We know this is a difficult time for people everywhere, including small business owners. We want to help. We’ve gathered some useful resources to help your business navigate these challenging times.
Keep your customers informed
You may need to adjust your business operations during this time. This could mean changing your hours, temporarily closing, or changing the types of products and services you offer. You can communicate this information to customers with a Business Profile on Google. Get started here, and once you are verified, you will be able to manage your profile.
You can also make it easy for customers to buy gift cards or make donations to your business by adding support links to your Business Profile.
Adjust your advertising
As this situation evolves and customer behavior changes, online advertising is one way to keep your current and potential customers up to date. With Google Ads, you can communicate the information that you think is most relevant to them during this time, like changes to your offerings, inventory, or hours.
Google Ads has built-in automated solutions that will help optimize your ad campaigns to show the right message to the right user, at the right time. To ensure your advertising is reflecting your business priorities, you may also want to update your Google Ads campaigns.
Continue to adapt to new customer behavior
Customer behavior is changing with new regulations, so you may be wondering what your specific customers need from a business like yours right now. Consider asking them directly via your social media channels, or using tools like Google Trends and Google Alerts for insight into your local market or industry.
You may also be looking to shift some of your products or services online. Start by thinking about what value you offer your customers. Are there ways for you to offer that value in a different format or online channel? For example:
- A retailer with a brick and mortar shop might sell products online
- A restaurant might offer online ordering for pickup and delivery
- A personal trainer might begin virtual training sessions for clients
- An artist might host a YouTube livestream to teach classes
If you do not have a website for your business, start by getting a domain and exploring options for building a website. Your website can be simple – just make sure you include key information about your business and how potential customers can contact you.
If you are interested in exploring online food ordering options for your restaurant, consider trying The Ordering.app, which is now part of Google. It can help you to quickly get your menu online and integrates easily with select POS (point of sale) systems.
You can also consider starting a free YouTube channel for your business. You can create videos to introduce your business, showcase what’s great about your products or services or teach customers how to do something new.
Run your business remotely
You and your team may already be working remotely, or you may be preparing for that possibility in the future. Try these digital tools to help you and your team stay connected and productive from afar.
- Set up a video meeting with conferencing tools like Google Meet and make sure everyone is familiar with video conferencing.
- Collaborate with your co-workers using a shared document, or by creating an email list or a chat room.

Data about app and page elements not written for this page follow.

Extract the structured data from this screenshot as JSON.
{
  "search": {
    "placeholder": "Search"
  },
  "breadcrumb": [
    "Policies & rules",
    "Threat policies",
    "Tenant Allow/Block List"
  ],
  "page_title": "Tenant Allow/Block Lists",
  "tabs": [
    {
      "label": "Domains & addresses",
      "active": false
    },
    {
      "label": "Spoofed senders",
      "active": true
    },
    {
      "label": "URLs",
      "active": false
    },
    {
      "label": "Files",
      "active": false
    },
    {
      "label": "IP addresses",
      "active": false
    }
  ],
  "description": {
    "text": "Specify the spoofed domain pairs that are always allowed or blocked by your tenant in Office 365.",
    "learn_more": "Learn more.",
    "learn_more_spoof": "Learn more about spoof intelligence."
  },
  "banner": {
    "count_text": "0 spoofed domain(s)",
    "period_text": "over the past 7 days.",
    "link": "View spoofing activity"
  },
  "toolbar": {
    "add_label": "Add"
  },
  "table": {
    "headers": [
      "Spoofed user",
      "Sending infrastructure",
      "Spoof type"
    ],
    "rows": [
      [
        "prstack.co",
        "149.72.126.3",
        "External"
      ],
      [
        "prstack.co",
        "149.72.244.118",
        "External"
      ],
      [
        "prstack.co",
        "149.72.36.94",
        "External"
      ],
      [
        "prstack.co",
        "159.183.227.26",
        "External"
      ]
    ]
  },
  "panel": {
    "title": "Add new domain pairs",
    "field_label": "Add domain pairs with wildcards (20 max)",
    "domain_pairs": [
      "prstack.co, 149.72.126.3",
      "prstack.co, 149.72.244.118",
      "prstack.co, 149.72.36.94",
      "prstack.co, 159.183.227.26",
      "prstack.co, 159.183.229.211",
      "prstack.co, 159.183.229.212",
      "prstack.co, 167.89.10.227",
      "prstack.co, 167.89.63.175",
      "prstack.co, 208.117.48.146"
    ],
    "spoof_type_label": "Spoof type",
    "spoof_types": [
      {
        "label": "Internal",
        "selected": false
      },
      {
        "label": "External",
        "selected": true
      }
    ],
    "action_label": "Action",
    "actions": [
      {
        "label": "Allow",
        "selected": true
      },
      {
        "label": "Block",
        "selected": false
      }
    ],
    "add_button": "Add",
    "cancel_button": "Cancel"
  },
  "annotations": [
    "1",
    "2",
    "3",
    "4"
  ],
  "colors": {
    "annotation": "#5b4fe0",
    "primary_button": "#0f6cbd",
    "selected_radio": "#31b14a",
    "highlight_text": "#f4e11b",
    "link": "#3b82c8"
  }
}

- Access important documents from anywhere by uploading them to the cloud through a product like Google Drive or downloading to your mobile phone or computer for offline access.
- If you’re using Chromebooks, ensure your devices have the right policies in place to access company resources from home and to keep devices and data secure.